Talley's Folly

Talley's Folly, Lanford Wilson's Pulitzer Prize play (1980), is receiving a fine revival at Roundabout's Laura Pels Theatre; if, like me, you've not seen this work on stage before, this is a great opportunity to catch up with it. Michael Wilson's production is workmanlike in every way and while the experience is not as magical or emotionally involving as I would have hoped, it is absolutely compelling and engaging theater that I can unreservedly recommend.

The play unfolds in an old boathouse on the Talley place in Lebanon, Missouri on July 4th, 1944. Here we find Matt Friedman, a middle-aged Jewish accountant who lives and works in the much larger city of St. Louis (some 200 miles to the northeast), determined to close a deal with Sally Talley, the 31-year-old daughter of one of the town's richest families (they run a clothing factory that has benefited greatly from government contracts to make military uniforms; as Matt reminds us at the start of the play, the country is in the midst of World War II).

Matt and Sally have a bit of history together that, apparently, mostly unfolded right here in this boathouse, a summer ago.

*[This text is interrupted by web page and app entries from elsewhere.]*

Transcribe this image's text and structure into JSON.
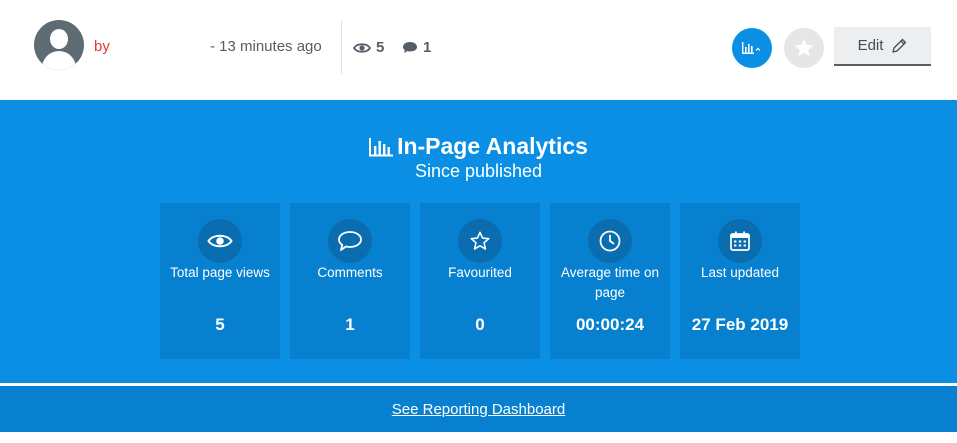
{
  "header": {
    "by_label": "by",
    "time_ago": "- 13 minutes ago",
    "views_count": "5",
    "comments_count": "1",
    "edit_label": "Edit"
  },
  "panel": {
    "title": "In-Page Analytics",
    "subtitle": "Since published"
  },
  "cards": [
    {
      "icon": "eye-icon",
      "label": "Total page views",
      "value": "5"
    },
    {
      "icon": "speech-bubble-icon",
      "label": "Comments",
      "value": "1"
    },
    {
      "icon": "star-icon",
      "label": "Favourited",
      "value": "0"
    },
    {
      "icon": "clock-icon",
      "label": "Average time on page",
      "value": "00:00:24"
    },
    {
      "icon": "calendar-icon",
      "label": "Last updated",
      "value": "27 Feb 2019"
    }
  ],
  "footer": {
    "link_label": "See Reporting Dashboard"
  },
  "colors": {
    "accent": "#0a8fe4",
    "card_bg": "#0780cf",
    "author_red": "#e53935"
  }
}
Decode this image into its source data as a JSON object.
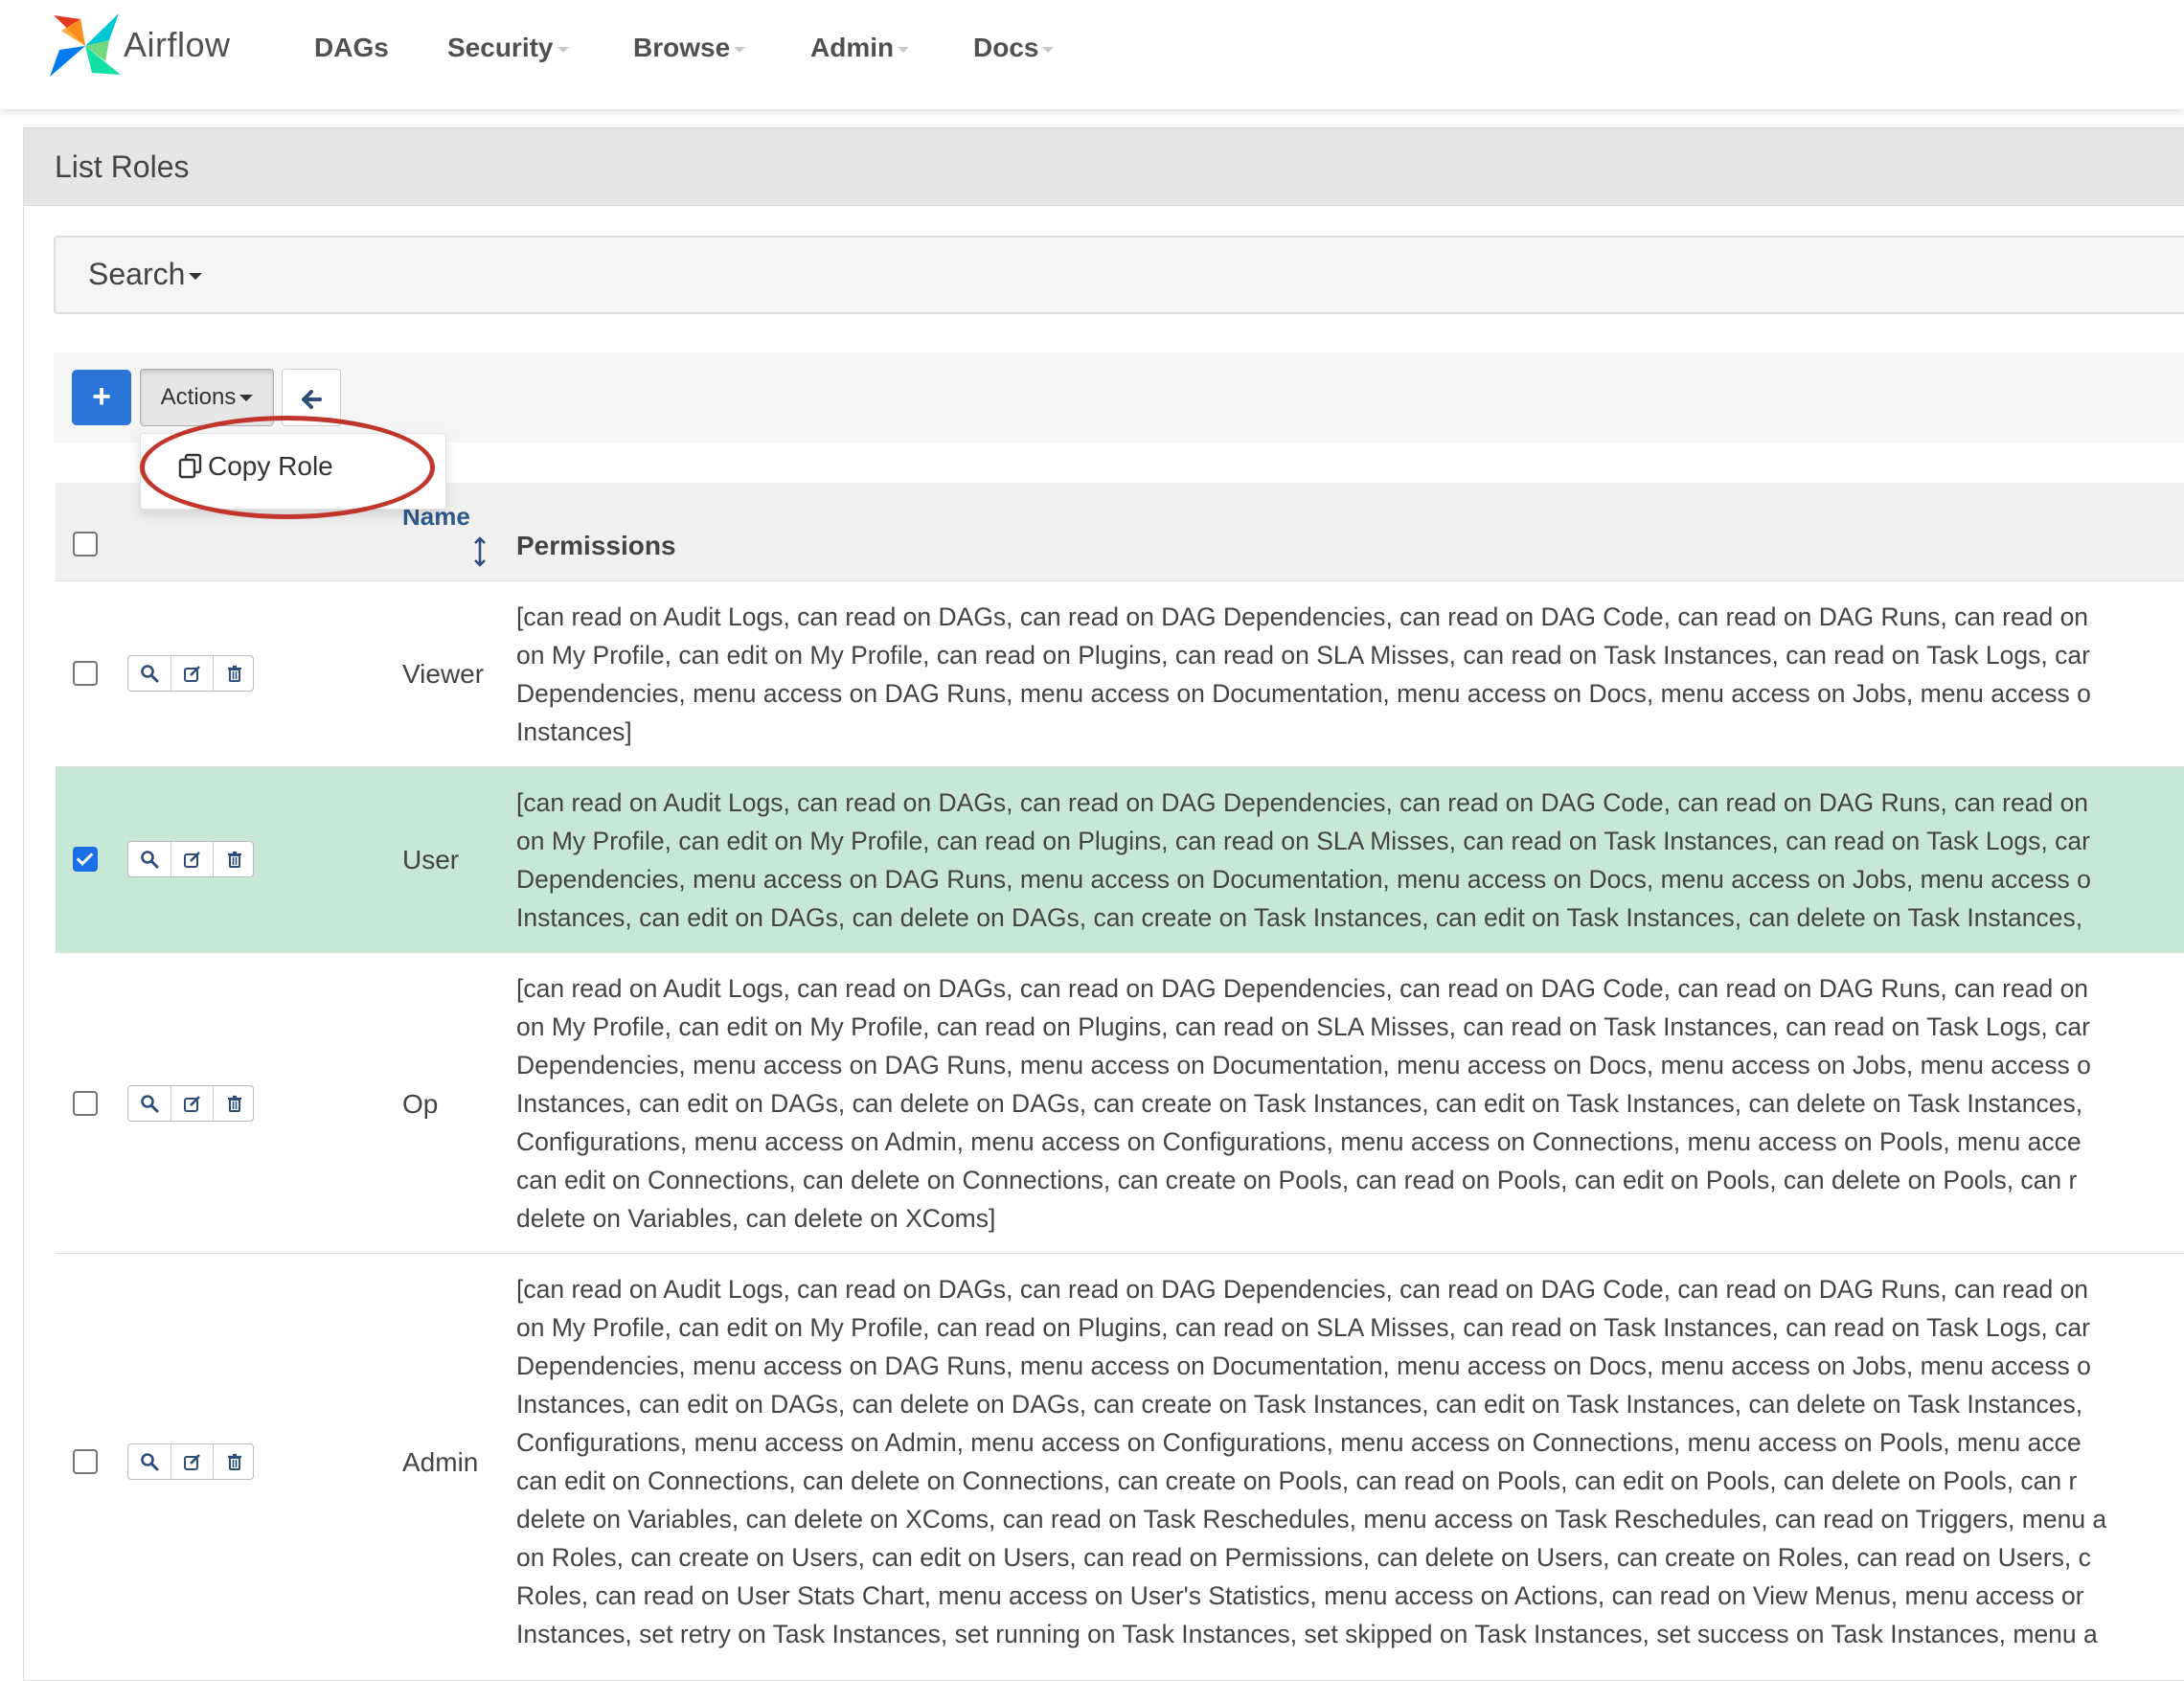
{
  "navbar": {
    "brand": "Airflow",
    "items": [
      {
        "label": "DAGs",
        "dropdown": false
      },
      {
        "label": "Security",
        "dropdown": true
      },
      {
        "label": "Browse",
        "dropdown": true
      },
      {
        "label": "Admin",
        "dropdown": true
      },
      {
        "label": "Docs",
        "dropdown": true
      }
    ]
  },
  "panel": {
    "title": "List Roles"
  },
  "search": {
    "label": "Search"
  },
  "toolbar": {
    "add_label": "+",
    "actions_label": "Actions",
    "actions_menu": [
      {
        "label": "Copy Role",
        "icon": "copy-icon"
      }
    ]
  },
  "annotation": {
    "color": "#c0362c",
    "target": "Copy Role"
  },
  "table": {
    "columns": {
      "name": "Name",
      "permissions": "Permissions"
    },
    "rows": [
      {
        "name": "Viewer",
        "selected": false,
        "permission_lines": [
          "[can read on Audit Logs, can read on DAGs, can read on DAG Dependencies, can read on DAG Code, can read on DAG Runs, can read on",
          "on My Profile, can edit on My Profile, can read on Plugins, can read on SLA Misses, can read on Task Instances, can read on Task Logs, car",
          "Dependencies, menu access on DAG Runs, menu access on Documentation, menu access on Docs, menu access on Jobs, menu access o",
          "Instances]"
        ]
      },
      {
        "name": "User",
        "selected": true,
        "permission_lines": [
          "[can read on Audit Logs, can read on DAGs, can read on DAG Dependencies, can read on DAG Code, can read on DAG Runs, can read on",
          "on My Profile, can edit on My Profile, can read on Plugins, can read on SLA Misses, can read on Task Instances, can read on Task Logs, car",
          "Dependencies, menu access on DAG Runs, menu access on Documentation, menu access on Docs, menu access on Jobs, menu access o",
          "Instances, can edit on DAGs, can delete on DAGs, can create on Task Instances, can edit on Task Instances, can delete on Task Instances,"
        ]
      },
      {
        "name": "Op",
        "selected": false,
        "permission_lines": [
          "[can read on Audit Logs, can read on DAGs, can read on DAG Dependencies, can read on DAG Code, can read on DAG Runs, can read on",
          "on My Profile, can edit on My Profile, can read on Plugins, can read on SLA Misses, can read on Task Instances, can read on Task Logs, car",
          "Dependencies, menu access on DAG Runs, menu access on Documentation, menu access on Docs, menu access on Jobs, menu access o",
          "Instances, can edit on DAGs, can delete on DAGs, can create on Task Instances, can edit on Task Instances, can delete on Task Instances,",
          "Configurations, menu access on Admin, menu access on Configurations, menu access on Connections, menu access on Pools, menu acce",
          "can edit on Connections, can delete on Connections, can create on Pools, can read on Pools, can edit on Pools, can delete on Pools, can r",
          "delete on Variables, can delete on XComs]"
        ]
      },
      {
        "name": "Admin",
        "selected": false,
        "permission_lines": [
          "[can read on Audit Logs, can read on DAGs, can read on DAG Dependencies, can read on DAG Code, can read on DAG Runs, can read on",
          "on My Profile, can edit on My Profile, can read on Plugins, can read on SLA Misses, can read on Task Instances, can read on Task Logs, car",
          "Dependencies, menu access on DAG Runs, menu access on Documentation, menu access on Docs, menu access on Jobs, menu access o",
          "Instances, can edit on DAGs, can delete on DAGs, can create on Task Instances, can edit on Task Instances, can delete on Task Instances,",
          "Configurations, menu access on Admin, menu access on Configurations, menu access on Connections, menu access on Pools, menu acce",
          "can edit on Connections, can delete on Connections, can create on Pools, can read on Pools, can edit on Pools, can delete on Pools, can r",
          "delete on Variables, can delete on XComs, can read on Task Reschedules, menu access on Task Reschedules, can read on Triggers, menu a",
          "on Roles, can create on Users, can edit on Users, can read on Permissions, can delete on Users, can create on Roles, can read on Users, c",
          "Roles, can read on User Stats Chart, menu access on User's Statistics, menu access on Actions, can read on View Menus, menu access or",
          "Instances, set retry on Task Instances, set running on Task Instances, set skipped on Task Instances, set success on Task Instances, menu a"
        ]
      }
    ]
  }
}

They also have history separately, burdens from earlier in their lives that weigh their hearts down and have erected barriers around them; Matt recounts an anecdote about an acquaintance who thinks people are like eggs, their shells providing thin but necessary protection from those nearby. In the play's 97 minutes, Matt means to break through Sally's shell—and allow her to pierce his as well—and get her to agree to marry him. (If you're familiar with Wilson's Fifth of July, written before this but taking place 30 years later, you know whether he succeeds or not.)

It's a sweet, thoughtful, highly articulate study of two outsiders who come to realize that they may be soulmates. Wilson's script is rich, funny, and filled with humanist details that give the romantic banter heft: one of the things that Matt and Sally have in common is a deep concern for the progress of human affairs, and their conversation frequently touches on matters political, historical, economic, or social; but there's a naturalness and lightness that keeps this from ever feeling polemical or even Shavian. The play works because we like and care about these two and want to know about them and for them to find the happiness that has thus far eluded them in life.

Danny Burstein takes what feels like the "star role" of Matt and runs with it; it's a good fit for his ebullient stage persona and lets him clown around on ice skates, deliver a comically poor impersonation of Bogart, and also show us the sad serious fellow underneath. I love seeing Burstein in a leading role in a major play, but I'd love even better seeing him in the lead in something new; his Broadway credits in the program include roles in 9 revivals and only 4 new shows (all musicals).

Sarah Paulson has what to my mind is the more interesting role, and I felt she inhabited Sally quite completely. Sally seems to me to be the one Wilson knew better; the history he gives Matt fits precisely within our stereotyped idea of an accented European Jew in America in the '40s, while the one provided Sally is surprising and starkly authentic.

My companion observed, quite rightly, that there's little chemistry between Burstein and Paulson, and that's unfortunate; I wanted to feel their connection rather than just intellectually accept it.

I also wished for a less naturalistic set. Jeff Cowie has built a detailed and stage- and eye-filling re-creation of a decaying boathouse, one that leaves almost nothing to the imagination. Yet Wilson has Matt break the fourth wall as soon as he arrives on stage; it seemed to me that a bit more reliance on the magical combination of theatricality and audience imagination might fit this play better than the vividly realized environment that's been provided.

But all this said, Roundabout has certainly given us a meritorious rendition of a play that's worth seeing.